Earlier this week the Man Booker Prize 2015 shortlist was revealed, shocking some and surprising others.

The Man Booker is one of the oldest and most prestigious awards in literature, with its judges selecting the best eligible work of fiction every year. Its aim is to increase the reading of quality fiction.

If all this sounds a bit highfalutin – well, it is.

But anything that keeps the spirit of debate alive and kicking in the world of books is fine by me.

Though even the most readable of the winning titles would struggle to get anywhere near the sales of Katie Price or Jamie Oliver, if you’re looking for a book to make you think, the shortlists are a pretty good place to start.

I’ve picked two from this year’s shortlist as my books to watch this week and you can find out more at themanbookerprize.com.

Or pop into your local bookshop and ask where they think you should start.

The ceremony will be broadcast by the BBC on October 13 so we can all watch and see.

n Many, many books have been compared to Gone Girl following its incredible word-of-mouth success but none have come close, in my opinion – until now. With Fates and Furies (William Heinemann, published September 17), author Lauren Groff has crafted a mesmerising tale of a marriage based on secrets and lies and a female 
protagonist you wouldn’t want to get on the wrong side of.

Lotto and Mathilde are the couple in question and the first half of the book explores their relationship from his perspective, and the second from hers – which, beginning with a breathtaking revelation from her childhood, is when it really gets interesting.

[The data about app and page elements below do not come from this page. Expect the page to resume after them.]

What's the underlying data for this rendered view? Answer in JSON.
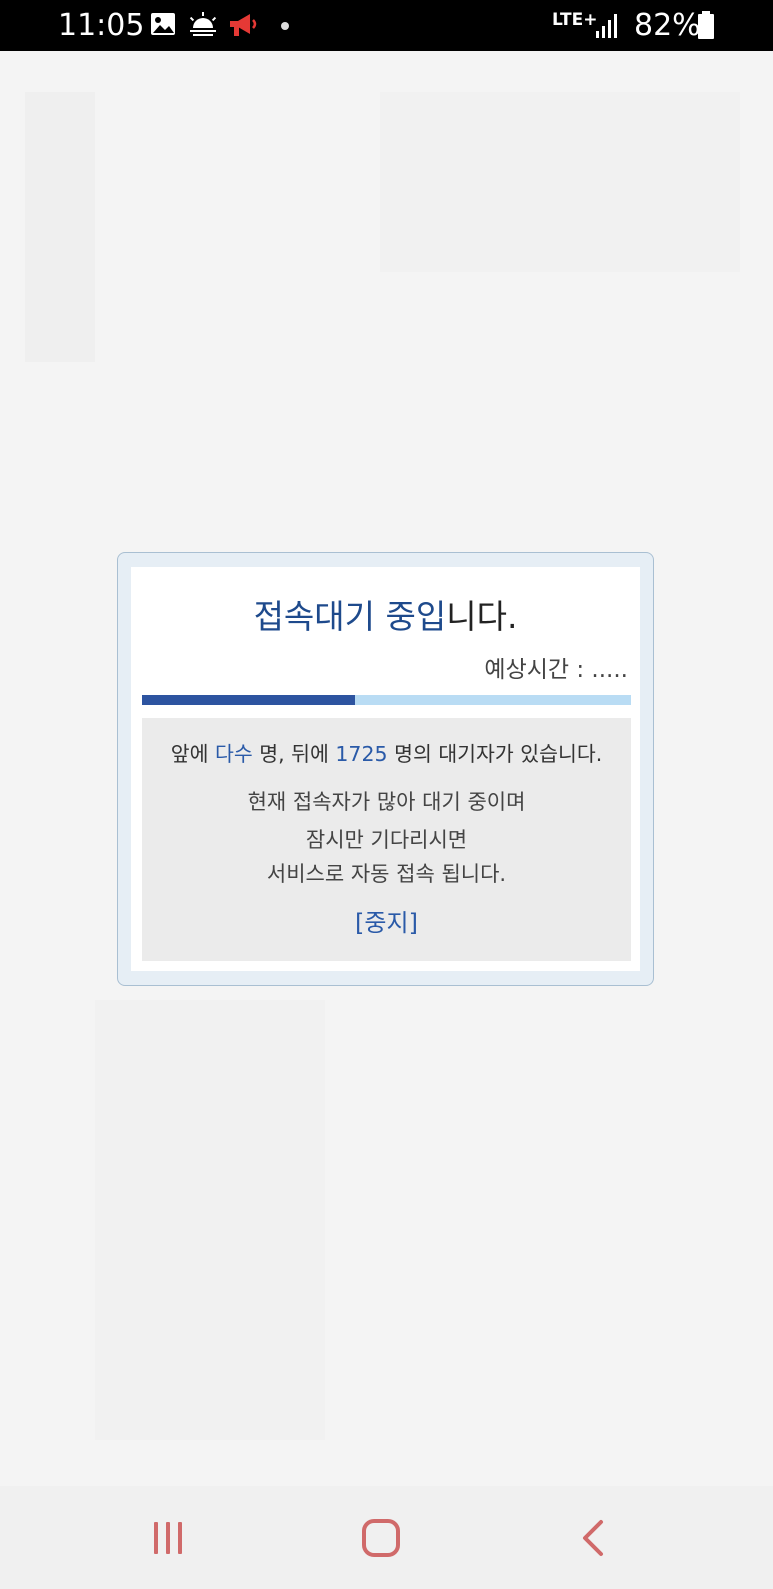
{
  "status_bar": {
    "time": "11:05",
    "network": "LTE+",
    "battery_percent": "82%",
    "icons": [
      "image-icon",
      "weather-icon",
      "megaphone-icon",
      "notification-dot-icon",
      "signal-icon",
      "battery-icon"
    ]
  },
  "dialog": {
    "title_highlight": "접속대기 중입",
    "title_rest": "니다.",
    "eta": "예상시간 : .....",
    "progress": 0.435,
    "queue": {
      "prefix": "앞에 ",
      "ahead": "다수",
      "middle": " 명, 뒤에 ",
      "behind": "1725",
      "suffix": " 명의 대기자가 있습니다."
    },
    "info_lines": [
      "현재 접속자가 많아 대기 중이며",
      "잠시만 기다리시면",
      "서비스로 자동 접속 됩니다."
    ],
    "stop_label": "[중지]"
  },
  "nav_bar": {
    "buttons": [
      "recent-apps",
      "home",
      "back"
    ]
  },
  "colors": {
    "accent": "#2d54a0",
    "progress_track": "#b9dcf4",
    "nav_icon": "#d06a6a"
  }
}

You’ll want to go back to the beginning and read it again.

n Probably one of the most readable from the Booker shortlist is A Spool of Blue Thread by Anne Tyler (Vintage, published September 3), exploring four generations of the Whitshank family and whether home is a place or a state of mind.

One of two UK entries to be shortlisted, Sunjeev Sahota’s novel The Year of the Runaways (Picador, published June 18) presents 13 young Indian men living together in a house in Sheffield and hoping for a better life, revealing the humanity behind immigration headlines.

n Mel Mitchell is originally from Portsmouth and now lives in Gosport.

She is Publisher Liaison for newbooks magazine and its related website nudge-book.com, based in Stubbington.